Practicing in Bangalore, India, Dr. Deepa Shivnani is an Otolaryngologist with advanced training in pediatric airway. During her practice, she realized the need for a non-invasive technique for the timely evaluation of pediatric airway disorders in the emergency department. In her experience, she has found that pediatric airway screening can be improved with point-of-care ultrasound (POCUS).
In September, attendees to the POCUS World Conference, hosted by the POCUS Certification Academy™, were given the opportunity to hear from Dr. Shivnani about the strengths of POCUS as a diagnostic tool versus those of traditional pediatric airway management devices. Her presentation established laryngeal ultrasonography as a valid approach for the operative management in children, specifically in cases of stridor. Ultrasound has the advantages of being simple, available, non-anesthetic, non-radiative, and non-invasive.
Pediatric airway evaluation is critical for safely and effectively managing airway lesions that present with stridor. The laryngeal lesions may cause symptoms ranging from hoarseness to severe obstruction of the airway. With such lesions, preliminary diagnosis and postoperative surveillance are difficult, particularly in the pediatric age group. The most common modality in stridor evaluation is laryngoscopy examination under anesthesia, which is time-consuming and has the added risks of anesthesia. “India is [also] a country with limited resources,” Dr. Shivnani explained in an interview. “The majority of tertiary care centers still do not have the flexible laryngoscope to examine the pediatric airway, but most of them will surely have the ultrasound machines.”
An added benefit of POCUS as a screening tool is its availability.

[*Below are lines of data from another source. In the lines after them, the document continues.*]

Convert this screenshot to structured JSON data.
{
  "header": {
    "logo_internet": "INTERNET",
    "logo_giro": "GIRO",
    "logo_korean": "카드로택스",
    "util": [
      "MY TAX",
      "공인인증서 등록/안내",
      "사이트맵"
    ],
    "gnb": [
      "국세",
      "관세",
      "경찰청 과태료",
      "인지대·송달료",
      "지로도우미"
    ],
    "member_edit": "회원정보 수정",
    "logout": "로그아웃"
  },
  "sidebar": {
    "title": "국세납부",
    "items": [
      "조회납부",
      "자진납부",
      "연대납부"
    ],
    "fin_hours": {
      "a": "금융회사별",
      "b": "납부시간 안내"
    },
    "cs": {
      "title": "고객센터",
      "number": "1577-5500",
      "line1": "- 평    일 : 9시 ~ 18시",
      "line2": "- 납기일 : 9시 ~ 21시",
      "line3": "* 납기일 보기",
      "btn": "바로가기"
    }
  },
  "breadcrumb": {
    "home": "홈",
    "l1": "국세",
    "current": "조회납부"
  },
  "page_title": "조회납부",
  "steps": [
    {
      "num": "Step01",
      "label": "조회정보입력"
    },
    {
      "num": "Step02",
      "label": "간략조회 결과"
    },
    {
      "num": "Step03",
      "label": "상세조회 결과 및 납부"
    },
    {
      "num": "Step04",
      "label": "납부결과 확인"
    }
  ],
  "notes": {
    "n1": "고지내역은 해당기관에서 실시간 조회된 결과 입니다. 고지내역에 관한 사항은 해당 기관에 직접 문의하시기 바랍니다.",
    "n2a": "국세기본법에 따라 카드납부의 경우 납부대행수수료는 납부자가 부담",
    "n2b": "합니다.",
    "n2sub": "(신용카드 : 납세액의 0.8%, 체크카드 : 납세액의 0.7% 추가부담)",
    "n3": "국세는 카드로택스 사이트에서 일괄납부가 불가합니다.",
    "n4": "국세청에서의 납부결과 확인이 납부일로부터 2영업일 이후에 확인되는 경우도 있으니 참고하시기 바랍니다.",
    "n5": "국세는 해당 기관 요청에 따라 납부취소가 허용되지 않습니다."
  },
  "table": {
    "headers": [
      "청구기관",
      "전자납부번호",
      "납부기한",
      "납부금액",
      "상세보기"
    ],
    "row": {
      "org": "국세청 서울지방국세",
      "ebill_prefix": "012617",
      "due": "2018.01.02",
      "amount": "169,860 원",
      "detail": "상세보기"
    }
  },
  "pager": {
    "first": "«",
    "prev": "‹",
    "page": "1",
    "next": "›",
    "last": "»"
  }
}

The pocket-sized device can be kept on hand by clinicians at all times, allowing for immediate examination. Clinics with limited budgets may need to choose between highly-specialized tools and devices, such as ultrasound, that have a variety of purposes. POCUS’s versatility makes it a practical and cost-effective option.
The mobile device has proved vital in emergency care, but pediatric-specific data is limited.The differences between pediatric and adult medicine deal with more than just the patient’s size. Pediatrics deals with infants and adolescents whose bodies are still developing and who don’t necessarily understand the need for healthcare and examinations. “It is difficult to get cooperation from a child,” Dr. Shivnani said. “And sometimes parental anxiety comes in the way when they are hesitant for any invasive procedure for their child.”
She notes the value of POCUS in these situations. When a parent brings their child in for care because of breathing difficulties or suspicion of a compromised airway passage, the first step is to examine the child’s airway. However, radiology risks radiation exposure, and laryngoscopy may cause airway edema or other injuries to little patients. The natural hesitation from parents to allow such procedures—or even the lack of examination tools available to health providers—can cause fatal delays. Ultrasound is a non-invasive and readily available option that provides answers in real-time. Once the clinician identifies the pathology, the airway can be secured without further delay.
Because of its convenience and ease of use, Dr. Shivnani expects bedside ultrasound to one day become the foremost tool for pediatric airway evaluations. She notes that POCUS in pediatrics does require special training, and right now, due to the lack of a structured training program, the use of the tool in pediatrics is far less common than in adult medicine.
Through her breakout session, Dr. Shivnani demonstrated the benefits of POCUS in pediatric care and highlighted the need for continued study on its effectiveness. Pediatrics presents its own set of unique challenges to POCUS users, but the device could easily transform the field as it has others. Dr. Shivnani’s goal is to catalyze that transformation by educating physicians on bedside ultrasound’s limitless possibilities and helping primary care physicians in resource-limited countries evaluate children with breathing difficulties.
Want to learn more? Dr. Shivnani presented additional information on this topic during a webinar last year. Check it out here.